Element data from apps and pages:
# # # #
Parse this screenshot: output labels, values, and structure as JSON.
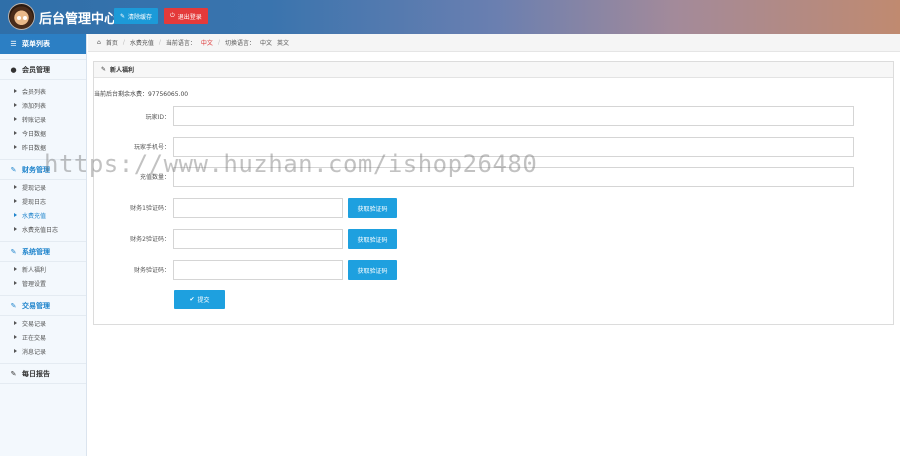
{
  "header": {
    "title": "后台管理中心",
    "clear_cache_label": "清除缓存",
    "logout_label": "退出登录"
  },
  "sidebar": {
    "menu_title": "菜单列表",
    "groups": [
      {
        "label": "会员管理",
        "icon": "user-icon",
        "items": [
          "会员列表",
          "添加列表",
          "转账记录",
          "今日数据",
          "昨日数据"
        ]
      },
      {
        "label": "财务管理",
        "icon": "edit-icon",
        "items": [
          "提现记录",
          "提现日志",
          "水费充值",
          "水费充值日志"
        ],
        "active_index": 2
      },
      {
        "label": "系统管理",
        "icon": "edit-icon",
        "items": [
          "新人福利",
          "管理设置"
        ]
      },
      {
        "label": "交易管理",
        "icon": "edit-icon",
        "items": [
          "交易记录",
          "正在交易",
          "消息记录"
        ]
      },
      {
        "label": "每日报告",
        "icon": "edit-icon",
        "items": []
      }
    ]
  },
  "breadcrumb": {
    "home": "首页",
    "current": "水费充值",
    "lang_label_1": "当前语言：",
    "lang_value_1": "中文",
    "lang_label_2": "切换语言：",
    "lang_value_2": "中文",
    "lang_alt": "英文"
  },
  "panel": {
    "title": "新人福利",
    "balance_text": "当前后台剩余水费：97756065.00"
  },
  "form": {
    "player_id_label": "玩家ID：",
    "player_phone_label": "玩家手机号：",
    "recharge_amount_label": "充值数量：",
    "code1_label": "财务1验证码：",
    "code2_label": "财务2验证码：",
    "code3_label": "财务验证码：",
    "get_code_label": "获取验证码",
    "submit_label": "提交"
  },
  "watermark": "https://www.huzhan.com/ishop26480",
  "colors": {
    "primary": "#1ea0df",
    "danger": "#e43a3a",
    "menu_head": "#2c7fc4"
  }
}
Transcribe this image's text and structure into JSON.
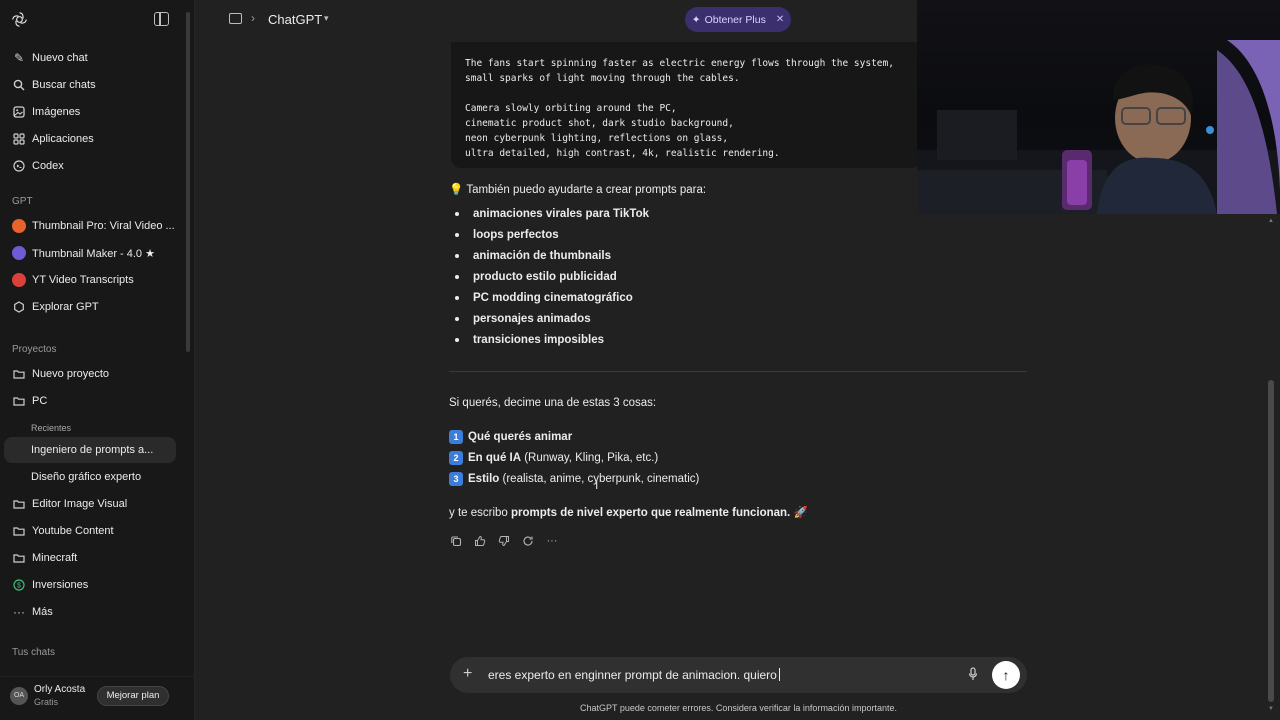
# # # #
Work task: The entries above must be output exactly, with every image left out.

Response for this exercise:
Parse this screenshot: output labels, values, and structure as JSON.
{
  "header": {
    "title": "后台管理中心",
    "clear_cache_label": "清除缓存",
    "logout_label": "退出登录"
  },
  "sidebar": {
    "menu_title": "菜单列表",
    "groups": [
      {
        "label": "会员管理",
        "icon": "user-icon",
        "items": [
          "会员列表",
          "添加列表",
          "转账记录",
          "今日数据",
          "昨日数据"
        ]
      },
      {
        "label": "财务管理",
        "icon": "edit-icon",
        "items": [
          "提现记录",
          "提现日志",
          "水费充值",
          "水费充值日志"
        ],
        "active_index": 2
      },
      {
        "label": "系统管理",
        "icon": "edit-icon",
        "items": [
          "新人福利",
          "管理设置"
        ]
      },
      {
        "label": "交易管理",
        "icon": "edit-icon",
        "items": [
          "交易记录",
          "正在交易",
          "消息记录"
        ]
      },
      {
        "label": "每日报告",
        "icon": "edit-icon",
        "items": []
      }
    ]
  },
  "breadcrumb": {
    "home": "首页",
    "current": "水费充值",
    "lang_label_1": "当前语言：",
    "lang_value_1": "中文",
    "lang_label_2": "切换语言：",
    "lang_value_2": "中文",
    "lang_alt": "英文"
  },
  "panel": {
    "title": "新人福利",
    "balance_text": "当前后台剩余水费：97756065.00"
  },
  "form": {
    "player_id_label": "玩家ID：",
    "player_phone_label": "玩家手机号：",
    "recharge_amount_label": "充值数量：",
    "code1_label": "财务1验证码：",
    "code2_label": "财务2验证码：",
    "code3_label": "财务验证码：",
    "get_code_label": "获取验证码",
    "submit_label": "提交"
  },
  "watermark": "https://www.huzhan.com/ishop26480",
  "colors": {
    "primary": "#1ea0df",
    "danger": "#e43a3a",
    "menu_head": "#2c7fc4"
  }
}
Transcribe this image's text and structure into JSON.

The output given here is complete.